● **Data records for software interfaces**:
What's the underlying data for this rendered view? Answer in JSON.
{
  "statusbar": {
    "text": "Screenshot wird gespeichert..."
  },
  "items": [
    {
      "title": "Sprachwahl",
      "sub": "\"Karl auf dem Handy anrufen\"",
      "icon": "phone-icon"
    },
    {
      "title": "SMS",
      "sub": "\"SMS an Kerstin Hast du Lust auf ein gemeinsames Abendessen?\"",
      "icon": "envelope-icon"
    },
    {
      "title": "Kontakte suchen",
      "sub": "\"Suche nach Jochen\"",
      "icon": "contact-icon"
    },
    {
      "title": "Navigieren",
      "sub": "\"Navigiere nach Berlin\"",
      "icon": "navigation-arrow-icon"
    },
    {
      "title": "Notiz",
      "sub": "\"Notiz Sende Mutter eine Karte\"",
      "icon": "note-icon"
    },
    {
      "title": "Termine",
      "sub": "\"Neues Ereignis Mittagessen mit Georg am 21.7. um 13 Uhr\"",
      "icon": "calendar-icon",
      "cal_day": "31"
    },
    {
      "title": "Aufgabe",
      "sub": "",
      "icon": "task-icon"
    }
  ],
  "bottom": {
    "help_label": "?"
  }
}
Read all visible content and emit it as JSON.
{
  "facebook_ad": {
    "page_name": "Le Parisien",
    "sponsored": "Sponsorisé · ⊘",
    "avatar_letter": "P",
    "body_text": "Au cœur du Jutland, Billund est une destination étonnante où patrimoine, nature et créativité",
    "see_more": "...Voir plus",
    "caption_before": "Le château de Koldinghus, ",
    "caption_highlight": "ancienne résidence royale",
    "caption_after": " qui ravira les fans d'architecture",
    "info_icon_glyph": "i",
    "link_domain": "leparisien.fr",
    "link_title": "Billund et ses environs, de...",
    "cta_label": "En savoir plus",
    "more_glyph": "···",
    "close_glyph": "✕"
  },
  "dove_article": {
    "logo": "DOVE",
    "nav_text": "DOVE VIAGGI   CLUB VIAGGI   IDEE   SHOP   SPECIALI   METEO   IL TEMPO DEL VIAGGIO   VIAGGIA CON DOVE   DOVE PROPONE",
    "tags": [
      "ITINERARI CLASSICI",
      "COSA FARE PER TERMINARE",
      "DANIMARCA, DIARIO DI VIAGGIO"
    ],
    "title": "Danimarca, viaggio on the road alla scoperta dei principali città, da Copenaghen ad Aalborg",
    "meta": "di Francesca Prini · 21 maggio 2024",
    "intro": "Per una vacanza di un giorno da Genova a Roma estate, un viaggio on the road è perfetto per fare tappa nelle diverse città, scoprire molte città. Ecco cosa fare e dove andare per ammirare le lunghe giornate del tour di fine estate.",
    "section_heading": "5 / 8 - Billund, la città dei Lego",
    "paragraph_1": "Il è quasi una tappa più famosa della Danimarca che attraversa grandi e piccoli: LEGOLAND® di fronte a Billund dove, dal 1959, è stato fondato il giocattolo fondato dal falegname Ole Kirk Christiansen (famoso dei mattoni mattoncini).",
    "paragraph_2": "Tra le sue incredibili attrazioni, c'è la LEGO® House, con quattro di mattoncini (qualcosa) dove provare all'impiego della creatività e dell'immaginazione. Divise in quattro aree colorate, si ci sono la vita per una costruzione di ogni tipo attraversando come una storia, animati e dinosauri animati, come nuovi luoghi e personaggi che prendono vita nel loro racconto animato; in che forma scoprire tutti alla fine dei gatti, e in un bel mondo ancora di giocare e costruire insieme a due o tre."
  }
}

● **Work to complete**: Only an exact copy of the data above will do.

● **Written reply**:
What's the underlying data for this rendered view? Answer in JSON.
{
  "statusbar": {
    "text": "Screenshot wird gespeichert..."
  },
  "items": [
    {
      "title": "Sprachwahl",
      "sub": "\"Karl auf dem Handy anrufen\"",
      "icon": "phone-icon"
    },
    {
      "title": "SMS",
      "sub": "\"SMS an Kerstin Hast du Lust auf ein gemeinsames Abendessen?\"",
      "icon": "envelope-icon"
    },
    {
      "title": "Kontakte suchen",
      "sub": "\"Suche nach Jochen\"",
      "icon": "contact-icon"
    },
    {
      "title": "Navigieren",
      "sub": "\"Navigiere nach Berlin\"",
      "icon": "navigation-arrow-icon"
    },
    {
      "title": "Notiz",
      "sub": "\"Notiz Sende Mutter eine Karte\"",
      "icon": "note-icon"
    },
    {
      "title": "Termine",
      "sub": "\"Neues Ereignis Mittagessen mit Georg am 21.7. um 13 Uhr\"",
      "icon": "calendar-icon",
      "cal_day": "31"
    },
    {
      "title": "Aufgabe",
      "sub": "",
      "icon": "task-icon"
    }
  ],
  "bottom": {
    "help_label": "?"
  }
}
Read all visible content and emit it as JSON.
{
  "facebook_ad": {
    "page_name": "Le Parisien",
    "sponsored": "Sponsorisé · ⊘",
    "avatar_letter": "P",
    "body_text": "Au cœur du Jutland, Billund est une destination étonnante où patrimoine, nature et créativité",
    "see_more": "...Voir plus",
    "caption_before": "Le château de Koldinghus, ",
    "caption_highlight": "ancienne résidence royale",
    "caption_after": " qui ravira les fans d'architecture",
    "info_icon_glyph": "i",
    "link_domain": "leparisien.fr",
    "link_title": "Billund et ses environs, de...",
    "cta_label": "En savoir plus",
    "more_glyph": "···",
    "close_glyph": "✕"
  },
  "dove_article": {
    "logo": "DOVE",
    "nav_text": "DOVE VIAGGI   CLUB VIAGGI   IDEE   SHOP   SPECIALI   METEO   IL TEMPO DEL VIAGGIO   VIAGGIA CON DOVE   DOVE PROPONE",
    "tags": [
      "ITINERARI CLASSICI",
      "COSA FARE PER TERMINARE",
      "DANIMARCA, DIARIO DI VIAGGIO"
    ],
    "title": "Danimarca, viaggio on the road alla scoperta dei principali città, da Copenaghen ad Aalborg",
    "meta": "di Francesca Prini · 21 maggio 2024",
    "intro": "Per una vacanza di un giorno da Genova a Roma estate, un viaggio on the road è perfetto per fare tappa nelle diverse città, scoprire molte città. Ecco cosa fare e dove andare per ammirare le lunghe giornate del tour di fine estate.",
    "section_heading": "5 / 8 - Billund, la città dei Lego",
    "paragraph_1": "Il è quasi una tappa più famosa della Danimarca che attraversa grandi e piccoli: LEGOLAND® di fronte a Billund dove, dal 1959, è stato fondato il giocattolo fondato dal falegname Ole Kirk Christiansen (famoso dei mattoni mattoncini).",
    "paragraph_2": "Tra le sue incredibili attrazioni, c'è la LEGO® House, con quattro di mattoncini (qualcosa) dove provare all'impiego della creatività e dell'immaginazione. Divise in quattro aree colorate, si ci sono la vita per una costruzione di ogni tipo attraversando come una storia, animati e dinosauri animati, come nuovi luoghi e personaggi che prendono vita nel loro racconto animato; in che forma scoprire tutti alla fine dei gatti, e in un bel mondo ancora di giocare e costruire insieme a due o tre."
  }
}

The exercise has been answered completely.